Survivors of War

Posted on January 7, 2013


The same day as the attack on Pearl Harbour, the Japanese Emperor launched his bid on the Pearl of the Orient and the other British possessions in its neighbourhood. Four days later, the bombing of Penang began, and life for my family would be changed forever.

The Rising Sun now ascendant over Malaya, previously distant horror stories of mass rape, genocide and retribution against agitating Chinese were suddenly much more real.

As women were quickly married off and locked away, as little girls’ heads were shaven to hopefully pass for those of little boys, as a local newspaper editor rallied the different races together to launch a collective plea for normalcy under the new Imperial masters, looting and anarchy finished off what the bombing had left intact. Our shop-house did survive the bombs, but it was never going to house a clock repair business again. The vandals had stolen everything, set the shop on fire, leaving the upstairs flat dangerously unstable and reeking of smoke.

There was nothing prosperous, auspicious or in any way festive about the spring of 1942.

During the time of the occupation my family lived on simple and cheap cuisines such as salted fish served with stir-fried bean sprouts, which I still enjoy even today in a time of plenty. This recipe, together with the others found in upcoming posts, are unique because they use traditional humble ingredients that have been a common feature of Chinese cuisine in Penang.
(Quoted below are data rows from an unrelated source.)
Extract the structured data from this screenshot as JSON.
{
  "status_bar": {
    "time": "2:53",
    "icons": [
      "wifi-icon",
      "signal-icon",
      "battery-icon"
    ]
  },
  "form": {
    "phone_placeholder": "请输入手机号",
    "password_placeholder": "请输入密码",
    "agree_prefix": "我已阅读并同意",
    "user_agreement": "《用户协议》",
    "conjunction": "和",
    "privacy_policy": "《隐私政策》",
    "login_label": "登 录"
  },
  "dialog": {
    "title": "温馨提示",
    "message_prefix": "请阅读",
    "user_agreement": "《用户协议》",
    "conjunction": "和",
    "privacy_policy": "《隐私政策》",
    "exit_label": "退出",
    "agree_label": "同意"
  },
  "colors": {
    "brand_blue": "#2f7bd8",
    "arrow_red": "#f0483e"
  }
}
400g bean sprouts
1 tablespoon vegetable oil
3 cloves garlic, peeled and chopped finely
250g salted fish, cut into small pieces
150g fried tofu puffs, halved
2 stalks spring onion, chopped finely
1 tablespoon soy sauce
1 tablespoon oyster sauce
1 tablespoon water
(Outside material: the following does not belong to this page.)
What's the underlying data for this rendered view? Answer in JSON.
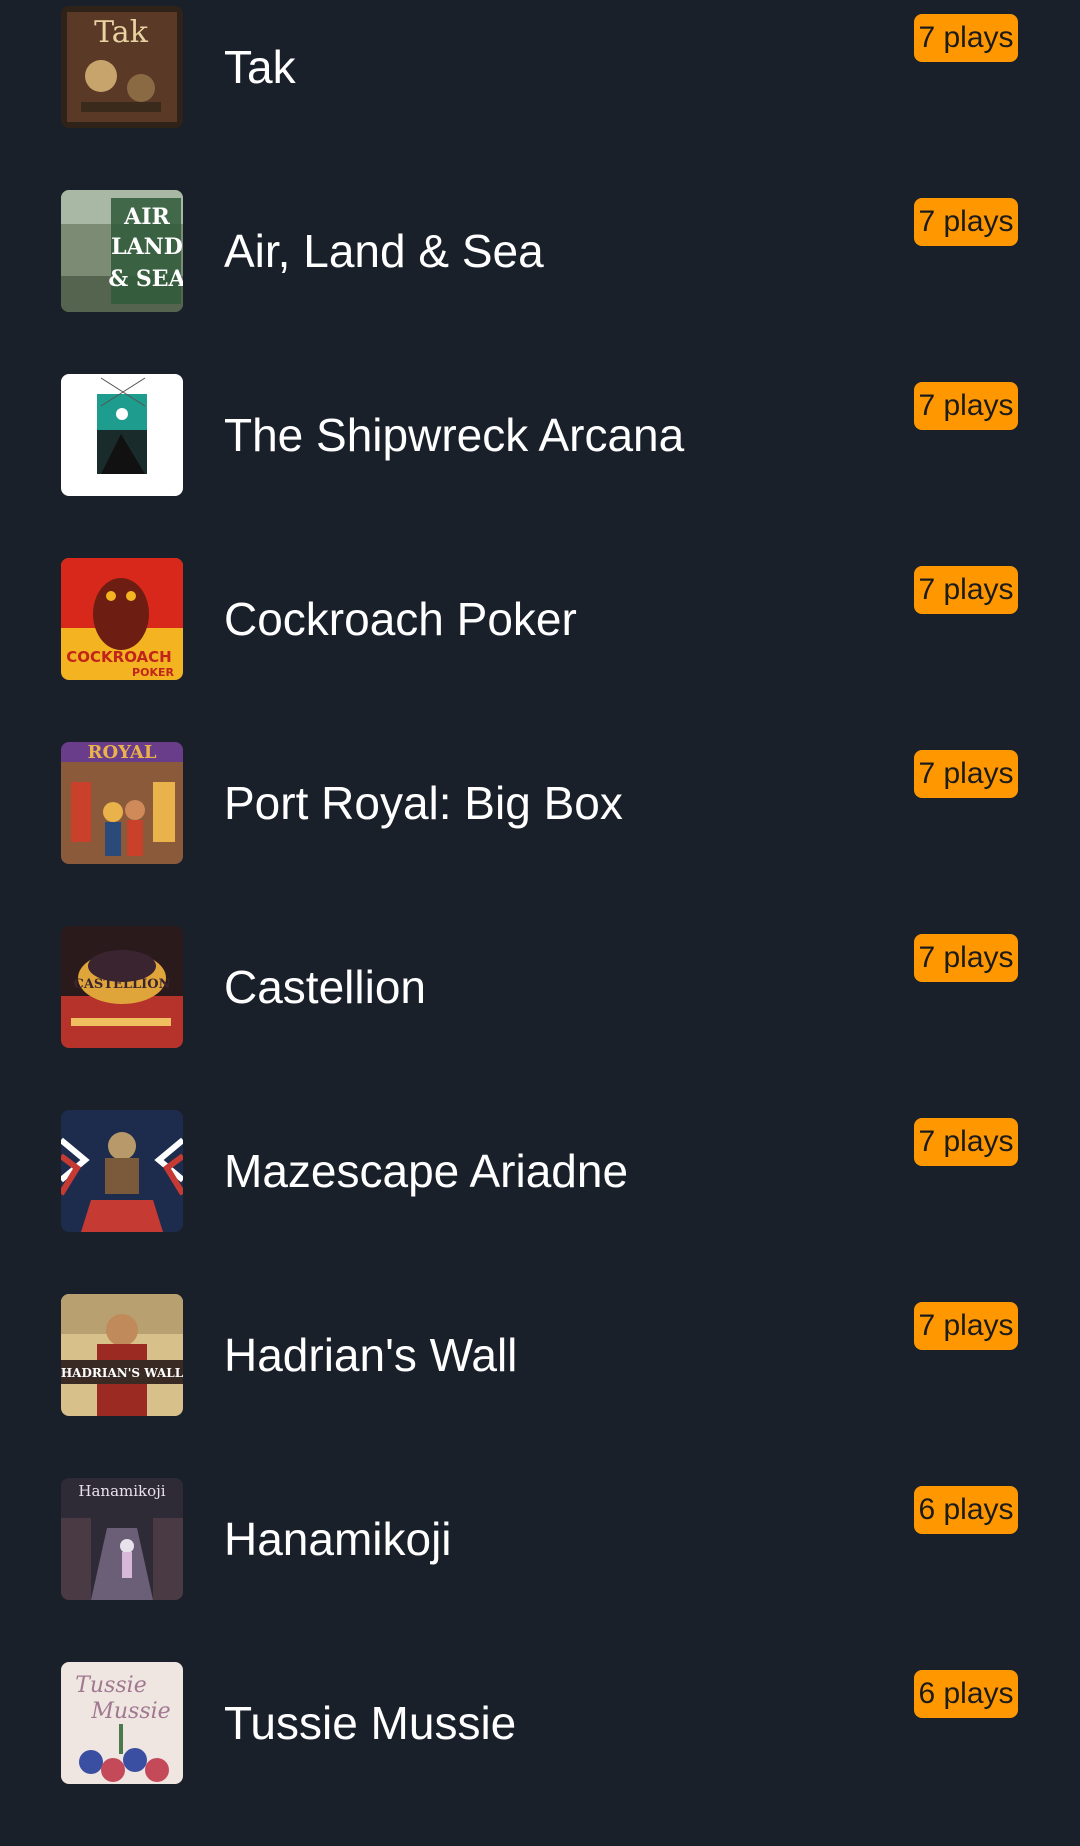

  1. Rinse and clean bean sprouts. Remove roots.
  2. Heat wok with vegetable oil and sauté chopped garlic till slightly golden.
  3. Add salted fish and toast till fragrant.
  4. Add other ingredients except bean sprouts and stir-fry briefly.
  5. Add bean sprouts, stir-fry very briefly (5 sec) and remove from heat.

Serves 4 (with steamed rice or rice noodles/vermicelli)

Note: Be careful not to overcook the bean sprouts to preserve the crunchy texture. Dried salted fish can be found at Asian grocers.

Salted Fish & Bean Sprout2